Enjoy Christian Marclay’s The Clock For Free at Tate Modern
The contemporary moment is marked by a constant lack of time. We spend most of the time working, so there is always something missing in our lives; even our leisure has become deeply commodified. Therefore, the clock is a constant reminder of our programmed lives, where the majority of the population is subjected to scheduling unless they are privileged.
The visual art appropriated the symbolical meaning of this object, and a very good example of how it is being articulated in contemporary practices is a video simply titled The Clock and created by Christian Marclay. This renowned artist started working with moving images more than a decade ago and this particular work produced initially in 2010 is now revisited at Tate Modern.
The Flow of Time
Christian Marclay was and still is quite fascinated and influenced by the practices of John Cage, Vito Acconci, and Yoko Ono, so the entire approach of his can be perceived as experimental.
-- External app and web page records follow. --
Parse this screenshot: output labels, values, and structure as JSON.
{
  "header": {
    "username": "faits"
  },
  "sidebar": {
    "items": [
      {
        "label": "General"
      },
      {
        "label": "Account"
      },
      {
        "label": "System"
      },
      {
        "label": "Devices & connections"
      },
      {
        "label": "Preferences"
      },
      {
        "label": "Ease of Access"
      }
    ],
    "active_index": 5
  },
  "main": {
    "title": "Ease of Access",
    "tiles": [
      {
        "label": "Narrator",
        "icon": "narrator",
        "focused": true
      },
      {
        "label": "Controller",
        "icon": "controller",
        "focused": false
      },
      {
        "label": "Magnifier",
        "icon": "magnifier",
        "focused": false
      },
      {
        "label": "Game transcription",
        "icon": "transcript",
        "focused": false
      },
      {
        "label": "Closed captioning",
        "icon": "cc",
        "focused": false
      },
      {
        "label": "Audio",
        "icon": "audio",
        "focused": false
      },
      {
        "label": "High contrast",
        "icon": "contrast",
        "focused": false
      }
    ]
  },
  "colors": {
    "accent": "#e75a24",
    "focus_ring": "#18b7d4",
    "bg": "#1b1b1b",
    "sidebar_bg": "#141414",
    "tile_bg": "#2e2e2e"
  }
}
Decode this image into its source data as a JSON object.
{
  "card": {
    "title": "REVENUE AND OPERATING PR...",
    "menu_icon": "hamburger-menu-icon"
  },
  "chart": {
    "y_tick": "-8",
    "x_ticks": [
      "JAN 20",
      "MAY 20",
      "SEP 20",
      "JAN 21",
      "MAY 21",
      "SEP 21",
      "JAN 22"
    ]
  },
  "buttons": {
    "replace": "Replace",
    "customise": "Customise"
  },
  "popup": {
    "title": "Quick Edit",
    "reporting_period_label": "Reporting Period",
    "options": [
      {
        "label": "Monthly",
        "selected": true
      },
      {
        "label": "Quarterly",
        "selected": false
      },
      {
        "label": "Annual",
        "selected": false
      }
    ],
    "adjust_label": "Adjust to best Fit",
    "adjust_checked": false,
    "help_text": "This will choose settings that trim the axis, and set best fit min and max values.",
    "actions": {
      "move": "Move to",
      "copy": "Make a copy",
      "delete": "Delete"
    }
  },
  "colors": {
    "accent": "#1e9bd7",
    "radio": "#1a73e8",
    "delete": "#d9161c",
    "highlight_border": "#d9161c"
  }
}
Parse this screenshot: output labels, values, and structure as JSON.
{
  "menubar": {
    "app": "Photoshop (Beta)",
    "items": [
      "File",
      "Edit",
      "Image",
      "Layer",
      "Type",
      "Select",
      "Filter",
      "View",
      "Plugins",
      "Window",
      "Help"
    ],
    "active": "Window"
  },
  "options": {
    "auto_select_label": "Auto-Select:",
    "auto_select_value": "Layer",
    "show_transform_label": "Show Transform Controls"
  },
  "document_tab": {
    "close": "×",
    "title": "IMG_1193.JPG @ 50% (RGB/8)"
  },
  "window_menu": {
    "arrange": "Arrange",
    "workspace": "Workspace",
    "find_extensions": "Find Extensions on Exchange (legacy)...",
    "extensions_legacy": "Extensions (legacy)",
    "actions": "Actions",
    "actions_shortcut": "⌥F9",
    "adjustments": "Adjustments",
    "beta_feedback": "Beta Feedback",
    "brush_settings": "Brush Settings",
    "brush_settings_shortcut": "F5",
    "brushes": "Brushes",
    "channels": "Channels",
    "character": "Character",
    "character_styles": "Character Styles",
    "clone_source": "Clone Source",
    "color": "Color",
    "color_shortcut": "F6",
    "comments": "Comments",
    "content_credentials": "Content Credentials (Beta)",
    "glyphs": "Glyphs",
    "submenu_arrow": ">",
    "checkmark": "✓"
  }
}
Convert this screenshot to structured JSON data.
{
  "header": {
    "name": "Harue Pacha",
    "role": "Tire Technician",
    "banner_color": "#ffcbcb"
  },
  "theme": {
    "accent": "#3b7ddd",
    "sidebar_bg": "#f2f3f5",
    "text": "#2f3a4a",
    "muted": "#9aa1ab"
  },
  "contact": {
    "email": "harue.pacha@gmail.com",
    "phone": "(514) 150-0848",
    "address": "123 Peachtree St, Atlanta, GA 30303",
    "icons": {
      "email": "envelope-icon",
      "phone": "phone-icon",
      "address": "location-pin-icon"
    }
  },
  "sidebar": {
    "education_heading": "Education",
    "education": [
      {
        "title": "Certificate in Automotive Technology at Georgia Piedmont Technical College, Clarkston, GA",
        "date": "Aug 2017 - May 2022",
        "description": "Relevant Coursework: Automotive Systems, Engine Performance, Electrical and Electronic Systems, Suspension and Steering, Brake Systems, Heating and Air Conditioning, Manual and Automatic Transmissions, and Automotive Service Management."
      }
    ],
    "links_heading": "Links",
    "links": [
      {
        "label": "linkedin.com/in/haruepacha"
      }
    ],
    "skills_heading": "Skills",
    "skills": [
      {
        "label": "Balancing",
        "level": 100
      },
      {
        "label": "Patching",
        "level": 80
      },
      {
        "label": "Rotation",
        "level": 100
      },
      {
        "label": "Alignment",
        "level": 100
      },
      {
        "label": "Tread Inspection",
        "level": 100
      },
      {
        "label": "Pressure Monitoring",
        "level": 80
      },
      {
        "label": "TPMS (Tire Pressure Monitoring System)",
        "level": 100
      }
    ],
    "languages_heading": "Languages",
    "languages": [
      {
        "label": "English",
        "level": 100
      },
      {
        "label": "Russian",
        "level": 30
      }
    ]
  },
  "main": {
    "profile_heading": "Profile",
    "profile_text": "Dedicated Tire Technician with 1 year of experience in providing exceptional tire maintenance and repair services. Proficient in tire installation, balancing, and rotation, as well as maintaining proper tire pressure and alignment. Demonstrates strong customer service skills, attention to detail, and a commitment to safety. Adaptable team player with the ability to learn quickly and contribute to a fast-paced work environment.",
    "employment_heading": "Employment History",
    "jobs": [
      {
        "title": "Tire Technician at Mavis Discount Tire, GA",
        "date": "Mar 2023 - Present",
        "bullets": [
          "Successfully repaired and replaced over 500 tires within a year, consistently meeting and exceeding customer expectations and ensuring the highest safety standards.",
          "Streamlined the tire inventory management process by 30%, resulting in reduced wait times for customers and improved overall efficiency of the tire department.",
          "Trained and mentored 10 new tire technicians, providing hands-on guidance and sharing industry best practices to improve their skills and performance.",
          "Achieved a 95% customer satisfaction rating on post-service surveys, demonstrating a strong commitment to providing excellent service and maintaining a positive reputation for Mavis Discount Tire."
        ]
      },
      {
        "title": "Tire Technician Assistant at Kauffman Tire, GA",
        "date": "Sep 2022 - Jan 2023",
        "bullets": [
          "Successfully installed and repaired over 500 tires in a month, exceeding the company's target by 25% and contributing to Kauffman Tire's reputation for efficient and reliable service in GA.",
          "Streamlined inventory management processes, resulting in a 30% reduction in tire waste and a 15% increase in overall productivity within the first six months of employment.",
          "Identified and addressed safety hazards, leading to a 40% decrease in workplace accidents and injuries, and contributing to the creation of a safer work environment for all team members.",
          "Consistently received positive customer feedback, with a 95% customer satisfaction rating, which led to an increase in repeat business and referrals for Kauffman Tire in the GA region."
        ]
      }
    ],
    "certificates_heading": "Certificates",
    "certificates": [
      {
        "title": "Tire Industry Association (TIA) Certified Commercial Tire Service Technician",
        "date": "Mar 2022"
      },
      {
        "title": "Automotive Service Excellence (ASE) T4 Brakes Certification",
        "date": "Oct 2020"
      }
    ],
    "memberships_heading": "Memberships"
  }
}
The Clock is a continuation of his previous sound projects and it explores how time is being constructed through cinema.
Namely, the video was made after a couple of years of research and it consists of various movie sequences (from thrillers to westerns and science fiction) in which time is expressed in a moment when a character interacts with a clock.
The Clock premiered at the White Cube in London in 2010. The piece lasts twenty-four hours and is synchronized to the local time zone. The curiosity is that the viewer can observe it at any moment and use it to tell the time.
A number of different narratives, settings, and moods provoke and create a feeling of time passing in different directions simultaneously, and so The Clock tells the time, but it also disrupts any sense of chronological coherence.
Christian Marclay – The Clock | Trailer
Christian Maclay at the Tate Modern
This brilliant video reveals the mastery of Marclay who explores the domains of avant-garde film and music by juxtaposing the recognizable motifs from popular culture. Furthermore, it reexamines the conventions and devices used by filmmakers for the purpose of constructing a persuasive illusion of duration.
Finally, The Clock offers a plunge in a history of cinema by transforming the cinematic language and its most fundamental characteristic – time.
The Clock will be screened at Tate Modern in London until 20 January 2019. This is a free display, and only Tate Members will have access to a Members-only 24 hour screening and Members Hours on select dates.
Featured images: Christian Marclay – The Clock, 2010. Single channel video installation, duration: 24 hours. @ the artist. Photographer: White Cube (Ben Westoby); The Clock, 2010. Single channel video installation, duration: 24 hours. @ the artist. Courtesy White Cube, London and Paula Cooper Gallery, New York. All images courtesy Tate Modern.